[WORK ORDER]: A verbatim reprint of the records below is what this exercise asks for.

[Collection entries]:
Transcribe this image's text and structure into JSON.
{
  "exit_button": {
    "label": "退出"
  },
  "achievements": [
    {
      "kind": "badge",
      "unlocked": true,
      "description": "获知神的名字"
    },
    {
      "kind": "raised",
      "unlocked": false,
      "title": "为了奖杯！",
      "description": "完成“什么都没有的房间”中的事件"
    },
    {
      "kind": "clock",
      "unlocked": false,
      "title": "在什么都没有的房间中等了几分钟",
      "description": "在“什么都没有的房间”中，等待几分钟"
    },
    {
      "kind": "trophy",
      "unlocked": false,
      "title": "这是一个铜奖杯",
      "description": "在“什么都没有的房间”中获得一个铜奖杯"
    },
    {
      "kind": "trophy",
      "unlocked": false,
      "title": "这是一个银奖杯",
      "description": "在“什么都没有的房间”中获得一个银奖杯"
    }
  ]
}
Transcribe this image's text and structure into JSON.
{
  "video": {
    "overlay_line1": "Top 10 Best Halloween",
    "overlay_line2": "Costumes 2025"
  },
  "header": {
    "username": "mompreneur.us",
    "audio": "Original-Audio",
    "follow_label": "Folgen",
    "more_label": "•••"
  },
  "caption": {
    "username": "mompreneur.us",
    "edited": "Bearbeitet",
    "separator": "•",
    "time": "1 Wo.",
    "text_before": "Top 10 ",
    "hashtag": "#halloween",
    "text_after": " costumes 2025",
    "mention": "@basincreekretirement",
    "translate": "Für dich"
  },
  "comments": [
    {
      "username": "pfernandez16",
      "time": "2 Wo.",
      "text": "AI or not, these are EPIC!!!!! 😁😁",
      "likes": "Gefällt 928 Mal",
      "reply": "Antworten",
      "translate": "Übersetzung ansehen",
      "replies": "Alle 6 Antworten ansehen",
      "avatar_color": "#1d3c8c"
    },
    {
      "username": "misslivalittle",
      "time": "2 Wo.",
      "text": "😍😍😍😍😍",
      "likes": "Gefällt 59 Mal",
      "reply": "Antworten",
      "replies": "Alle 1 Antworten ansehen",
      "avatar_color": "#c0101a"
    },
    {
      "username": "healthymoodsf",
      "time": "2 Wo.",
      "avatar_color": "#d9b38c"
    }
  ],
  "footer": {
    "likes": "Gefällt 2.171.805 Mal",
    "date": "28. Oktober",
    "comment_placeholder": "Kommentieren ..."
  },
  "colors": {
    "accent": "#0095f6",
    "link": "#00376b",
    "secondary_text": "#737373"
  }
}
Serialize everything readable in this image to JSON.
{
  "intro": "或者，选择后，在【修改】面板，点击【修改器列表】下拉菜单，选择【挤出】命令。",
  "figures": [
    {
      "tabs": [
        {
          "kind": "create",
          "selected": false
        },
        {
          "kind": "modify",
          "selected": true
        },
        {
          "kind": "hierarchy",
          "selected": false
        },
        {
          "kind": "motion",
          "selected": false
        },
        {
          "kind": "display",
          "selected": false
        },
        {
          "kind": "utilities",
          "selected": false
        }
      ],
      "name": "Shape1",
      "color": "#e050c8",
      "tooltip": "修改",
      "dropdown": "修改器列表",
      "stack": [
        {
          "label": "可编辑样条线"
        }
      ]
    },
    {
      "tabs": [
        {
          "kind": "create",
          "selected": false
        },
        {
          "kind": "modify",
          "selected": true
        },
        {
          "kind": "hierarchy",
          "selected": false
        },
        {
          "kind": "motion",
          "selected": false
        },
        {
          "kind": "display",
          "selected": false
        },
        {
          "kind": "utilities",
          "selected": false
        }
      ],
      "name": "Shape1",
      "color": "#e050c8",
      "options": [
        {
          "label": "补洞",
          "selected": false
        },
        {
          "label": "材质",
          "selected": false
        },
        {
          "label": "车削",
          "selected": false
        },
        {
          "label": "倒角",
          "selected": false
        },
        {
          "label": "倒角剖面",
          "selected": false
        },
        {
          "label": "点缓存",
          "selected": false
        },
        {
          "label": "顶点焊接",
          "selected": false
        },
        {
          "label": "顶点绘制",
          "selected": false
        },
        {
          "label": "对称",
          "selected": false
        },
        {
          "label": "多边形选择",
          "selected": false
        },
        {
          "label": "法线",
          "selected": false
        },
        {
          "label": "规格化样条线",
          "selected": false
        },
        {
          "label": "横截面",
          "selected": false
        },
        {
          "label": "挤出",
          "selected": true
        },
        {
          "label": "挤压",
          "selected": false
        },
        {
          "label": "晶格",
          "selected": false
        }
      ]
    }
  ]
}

[WRITTEN SOLUTION]:
Transcribe this image's text and structure into JSON.
{
  "exit_button": {
    "label": "退出"
  },
  "achievements": [
    {
      "kind": "badge",
      "unlocked": true,
      "description": "获知神的名字"
    },
    {
      "kind": "raised",
      "unlocked": false,
      "title": "为了奖杯！",
      "description": "完成“什么都没有的房间”中的事件"
    },
    {
      "kind": "clock",
      "unlocked": false,
      "title": "在什么都没有的房间中等了几分钟",
      "description": "在“什么都没有的房间”中，等待几分钟"
    },
    {
      "kind": "trophy",
      "unlocked": false,
      "title": "这是一个铜奖杯",
      "description": "在“什么都没有的房间”中获得一个铜奖杯"
    },
    {
      "kind": "trophy",
      "unlocked": false,
      "title": "这是一个银奖杯",
      "description": "在“什么都没有的房间”中获得一个银奖杯"
    }
  ]
}
Transcribe this image's text and structure into JSON.
{
  "video": {
    "overlay_line1": "Top 10 Best Halloween",
    "overlay_line2": "Costumes 2025"
  },
  "header": {
    "username": "mompreneur.us",
    "audio": "Original-Audio",
    "follow_label": "Folgen",
    "more_label": "•••"
  },
  "caption": {
    "username": "mompreneur.us",
    "edited": "Bearbeitet",
    "separator": "•",
    "time": "1 Wo.",
    "text_before": "Top 10 ",
    "hashtag": "#halloween",
    "text_after": " costumes 2025",
    "mention": "@basincreekretirement",
    "translate": "Für dich"
  },
  "comments": [
    {
      "username": "pfernandez16",
      "time": "2 Wo.",
      "text": "AI or not, these are EPIC!!!!! 😁😁",
      "likes": "Gefällt 928 Mal",
      "reply": "Antworten",
      "translate": "Übersetzung ansehen",
      "replies": "Alle 6 Antworten ansehen",
      "avatar_color": "#1d3c8c"
    },
    {
      "username": "misslivalittle",
      "time": "2 Wo.",
      "text": "😍😍😍😍😍",
      "likes": "Gefällt 59 Mal",
      "reply": "Antworten",
      "replies": "Alle 1 Antworten ansehen",
      "avatar_color": "#c0101a"
    },
    {
      "username": "healthymoodsf",
      "time": "2 Wo.",
      "avatar_color": "#d9b38c"
    }
  ],
  "footer": {
    "likes": "Gefällt 2.171.805 Mal",
    "date": "28. Oktober",
    "comment_placeholder": "Kommentieren ..."
  },
  "colors": {
    "accent": "#0095f6",
    "link": "#00376b",
    "secondary_text": "#737373"
  }
}
Serialize everything readable in this image to JSON.
{
  "intro": "或者，选择后，在【修改】面板，点击【修改器列表】下拉菜单，选择【挤出】命令。",
  "figures": [
    {
      "tabs": [
        {
          "kind": "create",
          "selected": false
        },
        {
          "kind": "modify",
          "selected": true
        },
        {
          "kind": "hierarchy",
          "selected": false
        },
        {
          "kind": "motion",
          "selected": false
        },
        {
          "kind": "display",
          "selected": false
        },
        {
          "kind": "utilities",
          "selected": false
        }
      ],
      "name": "Shape1",
      "color": "#e050c8",
      "tooltip": "修改",
      "dropdown": "修改器列表",
      "stack": [
        {
          "label": "可编辑样条线"
        }
      ]
    },
    {
      "tabs": [
        {
          "kind": "create",
          "selected": false
        },
        {
          "kind": "modify",
          "selected": true
        },
        {
          "kind": "hierarchy",
          "selected": false
        },
        {
          "kind": "motion",
          "selected": false
        },
        {
          "kind": "display",
          "selected": false
        },
        {
          "kind": "utilities",
          "selected": false
        }
      ],
      "name": "Shape1",
      "color": "#e050c8",
      "options": [
        {
          "label": "补洞",
          "selected": false
        },
        {
          "label": "材质",
          "selected": false
        },
        {
          "label": "车削",
          "selected": false
        },
        {
          "label": "倒角",
          "selected": false
        },
        {
          "label": "倒角剖面",
          "selected": false
        },
        {
          "label": "点缓存",
          "selected": false
        },
        {
          "label": "顶点焊接",
          "selected": false
        },
        {
          "label": "顶点绘制",
          "selected": false
        },
        {
          "label": "对称",
          "selected": false
        },
        {
          "label": "多边形选择",
          "selected": false
        },
        {
          "label": "法线",
          "selected": false
        },
        {
          "label": "规格化样条线",
          "selected": false
        },
        {
          "label": "横截面",
          "selected": false
        },
        {
          "label": "挤出",
          "selected": true
        },
        {
          "label": "挤压",
          "selected": false
        },
        {
          "label": "晶格",
          "selected": false
        }
      ]
    }
  ]
}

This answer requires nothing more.